Victorians are coming to Fareham for exhibition

HISTORY BOY John Gregory at Westbury Manor Museum where he has been researching the Kelsall family, above ' Lucretia, Eleanor, Gustavus, Thomas Forbes Kelsall and Mary Eleanor. Picture: Mick Young (132831-01)

HISTORY BOY John Gregory at Westbury Manor Museum where he has been researching the Kelsall family, above ' Lucretia, Eleanor, Gustavus, Thomas Forbes Kelsall and Mary Eleanor. Picture: Mick Young (132831-01)

Second World War re-enactors at Portsmouth Historic Dockyard, which is backing the City of Culture bid Picture: Habibur Rahman

Portsmouth’s bid for UK City of Culture title named ‘strong’ as shortlist delayed

0
Have your say

A DEDICATED museum volunteer has unearthed secrets about a family who lived in a historic manor during the Victorian era.

The research has been carried out by John Gregory, volunteer at the Westbury Manor Museum, in West Street, Fareham, ahead of a Victorian exhibition coming to the museum.

Mr Gregory, 66, has been searching through the archives and records to find details of the Kelsall family, a family of solicitors who lived in Westbury Manor from the 1840s until 1893.

Mr Gregory said: ‘I have been looking at the family, and then another couple of volunteers have been looking at the history of this building ahead of the exhibition which runs through until January.’

Mr Gregory is a retired chartered surveyor who volunteers at the museum once a week.

He said: ‘I retired and I wanted something to do. I had been brought up in Fareham and was interested in history so the natural thing was to volunteer at the museum.’

Spending every Tuesday at the museum, he has traced the Kelsall family tree back to the plantations in the Bahamas in the 1700s, where one of them married a slave and had a child with her.

The main occupier of the manor was Thomas Forbes Kelsall, a solicitor, who moved to Fareham in the 1840s.

Mr Gregory said: ‘It turns out to be a very interesting family, not necessarily themselves, but in their links to other families.’

During the Victorian era, Westbury Manor would have had a basement with at least three servants and far more extensive grounds.

Mr Gregory said he still has work to go before giving a talk at the museum on December 3. He said it would be interesting to find a living descendant of the Kelsall family.

The museum will be running a series of Victorian-themed events until January.

Costumed characters and activities are being held at the museum on Saturday from 10am to launch the Victorian-themed events.

Mr Gregory said: ‘The Victorian era was so interesting because everything was happening, there were lots of inventions.

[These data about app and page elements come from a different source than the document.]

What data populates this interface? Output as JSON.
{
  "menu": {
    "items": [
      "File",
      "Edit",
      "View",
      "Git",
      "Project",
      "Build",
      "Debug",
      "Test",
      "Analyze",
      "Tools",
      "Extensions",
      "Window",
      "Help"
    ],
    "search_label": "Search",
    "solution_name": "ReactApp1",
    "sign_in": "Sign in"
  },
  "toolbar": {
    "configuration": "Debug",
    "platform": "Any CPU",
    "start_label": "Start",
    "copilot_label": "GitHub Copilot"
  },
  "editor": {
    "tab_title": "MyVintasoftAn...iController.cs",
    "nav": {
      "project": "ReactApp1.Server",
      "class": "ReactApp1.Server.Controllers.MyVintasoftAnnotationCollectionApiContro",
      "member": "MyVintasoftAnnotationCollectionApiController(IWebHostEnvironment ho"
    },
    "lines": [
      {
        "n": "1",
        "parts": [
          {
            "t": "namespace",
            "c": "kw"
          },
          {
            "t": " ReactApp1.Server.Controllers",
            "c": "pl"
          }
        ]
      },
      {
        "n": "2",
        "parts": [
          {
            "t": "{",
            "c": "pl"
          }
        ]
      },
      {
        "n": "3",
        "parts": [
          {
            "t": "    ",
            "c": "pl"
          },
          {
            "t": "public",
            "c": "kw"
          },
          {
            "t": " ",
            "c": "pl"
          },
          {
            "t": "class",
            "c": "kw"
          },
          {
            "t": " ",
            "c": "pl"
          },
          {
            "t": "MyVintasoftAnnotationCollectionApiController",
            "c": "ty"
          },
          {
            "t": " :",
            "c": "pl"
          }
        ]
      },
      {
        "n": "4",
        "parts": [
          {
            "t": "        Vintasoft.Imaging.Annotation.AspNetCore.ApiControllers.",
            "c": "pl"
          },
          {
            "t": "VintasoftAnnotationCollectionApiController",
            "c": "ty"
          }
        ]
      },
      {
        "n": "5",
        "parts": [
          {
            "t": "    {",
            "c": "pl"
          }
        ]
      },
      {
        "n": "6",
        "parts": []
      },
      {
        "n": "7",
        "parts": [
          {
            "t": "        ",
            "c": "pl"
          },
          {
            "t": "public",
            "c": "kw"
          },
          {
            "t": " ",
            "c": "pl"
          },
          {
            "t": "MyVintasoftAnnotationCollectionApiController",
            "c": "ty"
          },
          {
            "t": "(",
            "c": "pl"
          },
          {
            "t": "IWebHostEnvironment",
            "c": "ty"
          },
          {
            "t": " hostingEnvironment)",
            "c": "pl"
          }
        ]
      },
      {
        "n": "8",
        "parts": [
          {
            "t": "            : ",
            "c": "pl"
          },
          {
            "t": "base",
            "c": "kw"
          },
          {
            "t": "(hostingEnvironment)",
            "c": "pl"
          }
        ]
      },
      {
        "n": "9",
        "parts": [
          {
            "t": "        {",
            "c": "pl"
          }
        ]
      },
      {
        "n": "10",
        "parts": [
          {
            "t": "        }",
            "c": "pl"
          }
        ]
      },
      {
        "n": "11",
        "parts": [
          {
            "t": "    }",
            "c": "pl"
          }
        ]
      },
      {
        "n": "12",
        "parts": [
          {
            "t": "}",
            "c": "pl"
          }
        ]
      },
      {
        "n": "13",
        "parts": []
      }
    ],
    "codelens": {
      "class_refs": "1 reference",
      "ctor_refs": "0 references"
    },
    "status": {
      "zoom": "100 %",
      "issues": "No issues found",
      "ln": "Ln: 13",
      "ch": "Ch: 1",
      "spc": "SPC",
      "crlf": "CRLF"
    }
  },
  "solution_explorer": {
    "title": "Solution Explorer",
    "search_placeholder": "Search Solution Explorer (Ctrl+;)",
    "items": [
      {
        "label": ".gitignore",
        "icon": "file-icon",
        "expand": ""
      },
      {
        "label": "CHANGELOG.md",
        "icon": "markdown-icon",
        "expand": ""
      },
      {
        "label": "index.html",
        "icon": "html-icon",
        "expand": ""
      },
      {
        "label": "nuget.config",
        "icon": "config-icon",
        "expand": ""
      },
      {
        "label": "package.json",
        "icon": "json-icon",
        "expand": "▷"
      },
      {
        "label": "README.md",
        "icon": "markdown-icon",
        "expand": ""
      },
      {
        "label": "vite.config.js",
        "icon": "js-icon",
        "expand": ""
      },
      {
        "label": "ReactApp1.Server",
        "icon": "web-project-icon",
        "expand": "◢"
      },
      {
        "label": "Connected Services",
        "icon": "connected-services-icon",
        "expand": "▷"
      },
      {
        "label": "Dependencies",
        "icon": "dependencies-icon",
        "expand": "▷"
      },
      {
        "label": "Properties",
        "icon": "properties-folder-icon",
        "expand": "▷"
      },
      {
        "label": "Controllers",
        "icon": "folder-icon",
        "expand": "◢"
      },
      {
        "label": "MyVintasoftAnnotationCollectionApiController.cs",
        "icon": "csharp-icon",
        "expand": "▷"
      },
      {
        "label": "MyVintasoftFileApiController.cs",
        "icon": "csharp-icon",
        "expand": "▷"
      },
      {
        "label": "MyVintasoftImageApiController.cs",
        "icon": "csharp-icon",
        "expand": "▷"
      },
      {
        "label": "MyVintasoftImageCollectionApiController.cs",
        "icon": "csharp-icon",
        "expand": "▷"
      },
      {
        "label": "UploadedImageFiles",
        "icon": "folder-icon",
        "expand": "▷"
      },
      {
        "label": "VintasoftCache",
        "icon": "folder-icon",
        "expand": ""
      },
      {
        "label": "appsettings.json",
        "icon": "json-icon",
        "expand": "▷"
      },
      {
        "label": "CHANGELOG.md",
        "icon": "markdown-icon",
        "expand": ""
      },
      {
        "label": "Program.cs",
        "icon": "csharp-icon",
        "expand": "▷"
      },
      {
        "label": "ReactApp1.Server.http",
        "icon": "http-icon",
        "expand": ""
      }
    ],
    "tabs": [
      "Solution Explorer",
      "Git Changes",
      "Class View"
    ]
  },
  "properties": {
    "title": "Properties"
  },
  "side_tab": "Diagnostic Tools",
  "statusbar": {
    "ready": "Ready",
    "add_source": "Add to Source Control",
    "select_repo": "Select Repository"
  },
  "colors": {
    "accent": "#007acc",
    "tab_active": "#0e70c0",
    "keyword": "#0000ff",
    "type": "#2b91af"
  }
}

Take the railways, in the 1830s and 40s people were starting to travel – going right across the country. It was really an amazing time.’

Back to the top of the page